## Records for the task
--

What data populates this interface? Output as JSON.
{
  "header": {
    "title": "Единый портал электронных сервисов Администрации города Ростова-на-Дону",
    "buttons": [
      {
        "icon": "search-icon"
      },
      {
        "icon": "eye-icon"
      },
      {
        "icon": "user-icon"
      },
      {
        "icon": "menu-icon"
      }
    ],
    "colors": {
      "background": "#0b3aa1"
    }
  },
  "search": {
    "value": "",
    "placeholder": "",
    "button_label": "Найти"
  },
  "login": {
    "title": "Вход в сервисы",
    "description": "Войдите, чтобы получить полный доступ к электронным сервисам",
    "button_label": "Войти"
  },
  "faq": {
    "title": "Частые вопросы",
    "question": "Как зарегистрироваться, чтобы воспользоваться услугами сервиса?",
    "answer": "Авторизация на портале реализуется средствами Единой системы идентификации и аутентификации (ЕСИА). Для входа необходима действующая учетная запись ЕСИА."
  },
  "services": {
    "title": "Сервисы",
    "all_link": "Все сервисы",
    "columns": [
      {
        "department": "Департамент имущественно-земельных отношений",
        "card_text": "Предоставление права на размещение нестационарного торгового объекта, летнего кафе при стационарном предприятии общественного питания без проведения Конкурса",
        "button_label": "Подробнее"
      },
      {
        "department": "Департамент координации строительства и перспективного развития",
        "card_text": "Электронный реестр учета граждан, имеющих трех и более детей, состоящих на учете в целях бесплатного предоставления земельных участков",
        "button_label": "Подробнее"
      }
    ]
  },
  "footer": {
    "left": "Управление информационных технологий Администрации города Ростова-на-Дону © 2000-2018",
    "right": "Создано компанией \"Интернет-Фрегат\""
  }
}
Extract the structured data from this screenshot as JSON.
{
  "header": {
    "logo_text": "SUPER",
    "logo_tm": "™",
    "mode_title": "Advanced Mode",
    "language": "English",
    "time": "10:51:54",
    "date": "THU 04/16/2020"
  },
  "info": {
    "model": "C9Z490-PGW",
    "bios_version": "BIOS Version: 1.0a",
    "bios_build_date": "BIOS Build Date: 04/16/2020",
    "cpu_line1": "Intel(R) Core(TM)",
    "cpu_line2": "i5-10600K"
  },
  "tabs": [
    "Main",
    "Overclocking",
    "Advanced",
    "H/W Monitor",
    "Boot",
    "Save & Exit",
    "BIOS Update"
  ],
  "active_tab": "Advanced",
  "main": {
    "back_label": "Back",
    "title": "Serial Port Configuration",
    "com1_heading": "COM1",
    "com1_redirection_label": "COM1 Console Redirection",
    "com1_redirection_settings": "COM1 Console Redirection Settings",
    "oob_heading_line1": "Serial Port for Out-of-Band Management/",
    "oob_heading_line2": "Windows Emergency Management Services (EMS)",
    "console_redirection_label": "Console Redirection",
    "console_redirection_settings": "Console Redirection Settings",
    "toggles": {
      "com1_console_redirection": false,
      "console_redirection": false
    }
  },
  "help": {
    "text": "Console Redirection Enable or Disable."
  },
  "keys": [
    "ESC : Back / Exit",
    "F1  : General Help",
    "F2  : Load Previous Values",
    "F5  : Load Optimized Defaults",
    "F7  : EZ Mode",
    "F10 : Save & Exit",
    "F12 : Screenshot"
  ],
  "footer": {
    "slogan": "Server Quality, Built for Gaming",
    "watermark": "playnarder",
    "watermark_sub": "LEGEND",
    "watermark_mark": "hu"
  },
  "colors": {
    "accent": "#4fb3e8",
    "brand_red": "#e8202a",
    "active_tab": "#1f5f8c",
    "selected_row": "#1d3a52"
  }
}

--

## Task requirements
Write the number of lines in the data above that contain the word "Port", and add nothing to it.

## Task solution
2